Morgan, N. ; Int. Comput. Sci. Inst., Berkeley, CA, USA ; Bourlard, H.A.

In recent years there has been a significant body of work, both theoretical and experimental, that has established the viability of artificial neural networks (ANN's) as a useful technology for speech recognition. It has been shown that neural networks can be used to augment speech recognizers whose underlying structure is essentially that of hidden Markov models (HMM's). In particular, we have demonstrated that fairly simple layered structures, which we lately have termed big dumb neural networks (BDNN's), can be discriminatively trained to estimate emission probabilities for an HMM. Recently simple speech recognition systems (using context-independent phone models) based on this approach have been proved on controlled tests, to be both effective in terms of accuracy (i.e., comparable or better than equivalent state-of-the-art systems) and efficient in terms of CPU and memory run-time requirements. Research is continuing on extending these results to somewhat more complex systems. In this paper, we first give a brief overview of automatic speech recognition (ASR) and statistical pattern recognition in general. We also include a very brief review of HMM's, and then describe the use of ANN's as statistical estimators. We then review the basic principles of our hybrid HMM/ANN approach and describe some experiments. We discuss some current research topics, including new theoretical developments in training ANN's to maximize the posterior probabilities of the correct models for speech utterances. We also discuss some issues of system resources required for training and recognition.
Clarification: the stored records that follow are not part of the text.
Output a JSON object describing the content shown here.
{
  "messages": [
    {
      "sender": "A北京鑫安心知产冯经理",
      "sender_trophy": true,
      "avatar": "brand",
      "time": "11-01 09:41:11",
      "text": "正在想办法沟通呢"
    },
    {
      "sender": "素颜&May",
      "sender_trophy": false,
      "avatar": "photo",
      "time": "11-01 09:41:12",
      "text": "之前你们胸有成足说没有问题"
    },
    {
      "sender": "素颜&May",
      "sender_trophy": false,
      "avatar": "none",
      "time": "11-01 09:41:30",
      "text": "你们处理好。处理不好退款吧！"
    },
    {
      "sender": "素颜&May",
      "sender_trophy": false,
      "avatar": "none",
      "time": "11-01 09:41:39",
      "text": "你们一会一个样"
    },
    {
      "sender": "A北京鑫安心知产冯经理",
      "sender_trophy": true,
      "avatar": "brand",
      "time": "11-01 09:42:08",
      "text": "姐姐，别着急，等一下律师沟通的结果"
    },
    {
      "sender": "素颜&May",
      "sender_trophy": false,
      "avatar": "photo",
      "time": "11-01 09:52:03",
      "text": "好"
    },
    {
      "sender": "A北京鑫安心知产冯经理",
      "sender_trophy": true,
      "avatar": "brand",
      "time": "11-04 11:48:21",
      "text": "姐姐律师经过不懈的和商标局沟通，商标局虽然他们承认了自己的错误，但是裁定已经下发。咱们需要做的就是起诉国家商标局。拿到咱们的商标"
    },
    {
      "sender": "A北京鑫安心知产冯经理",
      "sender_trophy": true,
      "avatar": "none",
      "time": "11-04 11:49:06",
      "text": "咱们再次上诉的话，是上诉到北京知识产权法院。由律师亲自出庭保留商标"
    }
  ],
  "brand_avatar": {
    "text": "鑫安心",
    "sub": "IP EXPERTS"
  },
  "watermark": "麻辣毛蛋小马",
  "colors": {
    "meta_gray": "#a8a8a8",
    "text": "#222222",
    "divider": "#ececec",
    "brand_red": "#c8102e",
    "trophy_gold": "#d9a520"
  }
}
Finally, we conclude with some perspectives about fundamental limitations in the current technology and some speculations about where we can go from here

Published in:

Proceedings of the IEEE  (Volume:83 ,  Issue: 5 )